> **YOUR OBJECTIVE**
What's needed: every entry, printed exactly, minus the images.

**** DATASET CONTENT

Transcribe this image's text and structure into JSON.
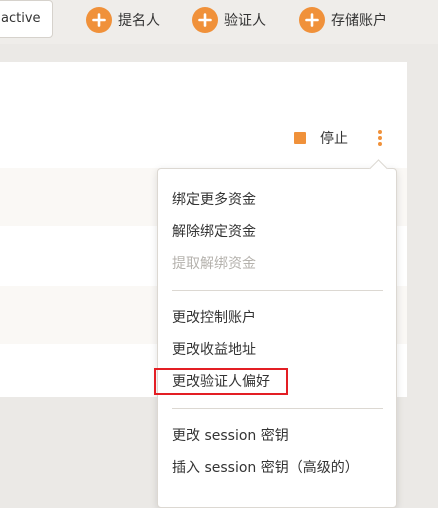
{
  "header": {
    "status_text": "active",
    "buttons": [
      {
        "label": "提名人",
        "icon": "plus-icon"
      },
      {
        "label": "验证人",
        "icon": "plus-icon"
      },
      {
        "label": "存储账户",
        "icon": "plus-icon"
      }
    ]
  },
  "row_actions": {
    "stop_label": "停止",
    "stop_icon": "stop-square-icon",
    "more_icon": "vertical-ellipsis-icon"
  },
  "menu": {
    "groups": [
      [
        {
          "label": "绑定更多资金",
          "disabled": false
        },
        {
          "label": "解除绑定资金",
          "disabled": false
        },
        {
          "label": "提取解绑资金",
          "disabled": true
        }
      ],
      [
        {
          "label": "更改控制账户",
          "disabled": false
        },
        {
          "label": "更改收益地址",
          "disabled": false
        },
        {
          "label": "更改验证人偏好",
          "disabled": false,
          "highlighted": true
        }
      ],
      [
        {
          "label": "更改 session 密钥",
          "disabled": false
        },
        {
          "label": "插入 session 密钥（高级的）",
          "disabled": false
        }
      ]
    ]
  },
  "colors": {
    "accent": "#f0913a",
    "highlight_border": "#e31e24",
    "disabled_text": "#b5b2ad"
  }
}
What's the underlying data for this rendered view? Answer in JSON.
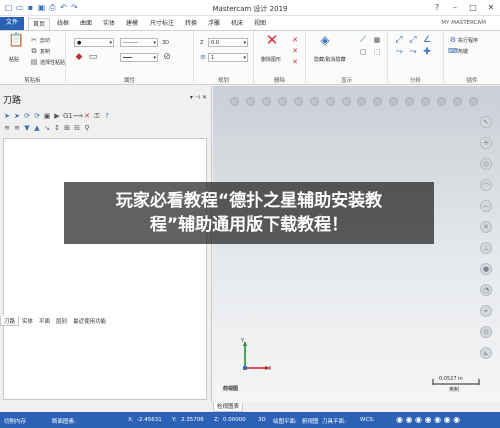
{
  "window": {
    "title": "Mastercam 设计 2019",
    "account": "MY MASTERCAM"
  },
  "quick_access": [
    "new-icon",
    "open-icon",
    "save-icon",
    "save-as-icon",
    "print-icon",
    "undo-icon",
    "redo-icon"
  ],
  "tabs": [
    "文件",
    "首页",
    "线框",
    "曲面",
    "实体",
    "建模",
    "尺寸标注",
    "转换",
    "浮雕",
    "机床",
    "视图"
  ],
  "ribbon": {
    "clipboard": {
      "label": "剪贴板",
      "paste": "粘贴",
      "cut": "剪切",
      "copy": "复制",
      "paste_special": "选择性粘贴"
    },
    "attributes": {
      "label": "属性",
      "three_d": "3D"
    },
    "planning": {
      "label": "规划",
      "z_label": "Z",
      "z_value": "0.0",
      "layer_value": "1"
    },
    "delete": {
      "label": "删除",
      "delete_entity": "删除图形"
    },
    "display": {
      "label": "显示",
      "hide_show": "隐藏/取消隐藏"
    },
    "analyze": {
      "label": "分析"
    },
    "addins": {
      "label": "插件",
      "run_addin": "执行程序",
      "hotkeys": "热键"
    }
  },
  "toolpaths_panel": {
    "title": "刀路",
    "tabs": [
      "刀路",
      "实体",
      "平面",
      "层别",
      "最近使用功能"
    ]
  },
  "viewport": {
    "axis_x": "X",
    "axis_y": "Y",
    "view_name": "前视图",
    "scale_value": "0.0527 in",
    "scale_unit": "英制",
    "tab": "检视图表"
  },
  "status_bar": {
    "section": "切削内存",
    "view_label": "断面图素:",
    "x_label": "X:",
    "x_value": "-2.45631",
    "y_label": "Y:",
    "y_value": "2.35706",
    "z_label": "Z:",
    "z_value": "0.00000",
    "mode": "3D",
    "cplane_label": "绘图平面:",
    "cplane_value": "俯视图",
    "tplane_label": "刀具平面:",
    "wcs_label": "WCS:"
  },
  "overlay": {
    "line1": "玩家必看教程“德扑之星辅助安装教",
    "line2": "程”辅助通用版下载教程！"
  },
  "colors": {
    "accent": "#2b62b5",
    "axis_x": "#d01b1b",
    "axis_y": "#1d8a2b",
    "delete_red": "#d03232"
  }
}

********

> **SOLUTION BELOW**
Transcribe this image's text and structure into JSON.
{
  "header": {
    "status_text": "active",
    "buttons": [
      {
        "label": "提名人",
        "icon": "plus-icon"
      },
      {
        "label": "验证人",
        "icon": "plus-icon"
      },
      {
        "label": "存储账户",
        "icon": "plus-icon"
      }
    ]
  },
  "row_actions": {
    "stop_label": "停止",
    "stop_icon": "stop-square-icon",
    "more_icon": "vertical-ellipsis-icon"
  },
  "menu": {
    "groups": [
      [
        {
          "label": "绑定更多资金",
          "disabled": false
        },
        {
          "label": "解除绑定资金",
          "disabled": false
        },
        {
          "label": "提取解绑资金",
          "disabled": true
        }
      ],
      [
        {
          "label": "更改控制账户",
          "disabled": false
        },
        {
          "label": "更改收益地址",
          "disabled": false
        },
        {
          "label": "更改验证人偏好",
          "disabled": false,
          "highlighted": true
        }
      ],
      [
        {
          "label": "更改 session 密钥",
          "disabled": false
        },
        {
          "label": "插入 session 密钥（高级的）",
          "disabled": false
        }
      ]
    ]
  },
  "colors": {
    "accent": "#f0913a",
    "highlight_border": "#e31e24",
    "disabled_text": "#b5b2ad"
  }
}
What's the underlying data for this rendered view? Answer in JSON.
{
  "window": {
    "title": "Mastercam 设计 2019",
    "account": "MY MASTERCAM"
  },
  "quick_access": [
    "new-icon",
    "open-icon",
    "save-icon",
    "save-as-icon",
    "print-icon",
    "undo-icon",
    "redo-icon"
  ],
  "tabs": [
    "文件",
    "首页",
    "线框",
    "曲面",
    "实体",
    "建模",
    "尺寸标注",
    "转换",
    "浮雕",
    "机床",
    "视图"
  ],
  "ribbon": {
    "clipboard": {
      "label": "剪贴板",
      "paste": "粘贴",
      "cut": "剪切",
      "copy": "复制",
      "paste_special": "选择性粘贴"
    },
    "attributes": {
      "label": "属性",
      "three_d": "3D"
    },
    "planning": {
      "label": "规划",
      "z_label": "Z",
      "z_value": "0.0",
      "layer_value": "1"
    },
    "delete": {
      "label": "删除",
      "delete_entity": "删除图形"
    },
    "display": {
      "label": "显示",
      "hide_show": "隐藏/取消隐藏"
    },
    "analyze": {
      "label": "分析"
    },
    "addins": {
      "label": "插件",
      "run_addin": "执行程序",
      "hotkeys": "热键"
    }
  },
  "toolpaths_panel": {
    "title": "刀路",
    "tabs": [
      "刀路",
      "实体",
      "平面",
      "层别",
      "最近使用功能"
    ]
  },
  "viewport": {
    "axis_x": "X",
    "axis_y": "Y",
    "view_name": "前视图",
    "scale_value": "0.0527 in",
    "scale_unit": "英制",
    "tab": "检视图表"
  },
  "status_bar": {
    "section": "切削内存",
    "view_label": "断面图素:",
    "x_label": "X:",
    "x_value": "-2.45631",
    "y_label": "Y:",
    "y_value": "2.35706",
    "z_label": "Z:",
    "z_value": "0.00000",
    "mode": "3D",
    "cplane_label": "绘图平面:",
    "cplane_value": "俯视图",
    "tplane_label": "刀具平面:",
    "wcs_label": "WCS:"
  },
  "overlay": {
    "line1": "玩家必看教程“德扑之星辅助安装教",
    "line2": "程”辅助通用版下载教程！"
  },
  "colors": {
    "accent": "#2b62b5",
    "axis_x": "#d01b1b",
    "axis_y": "#1d8a2b",
    "delete_red": "#d03232"
  }
}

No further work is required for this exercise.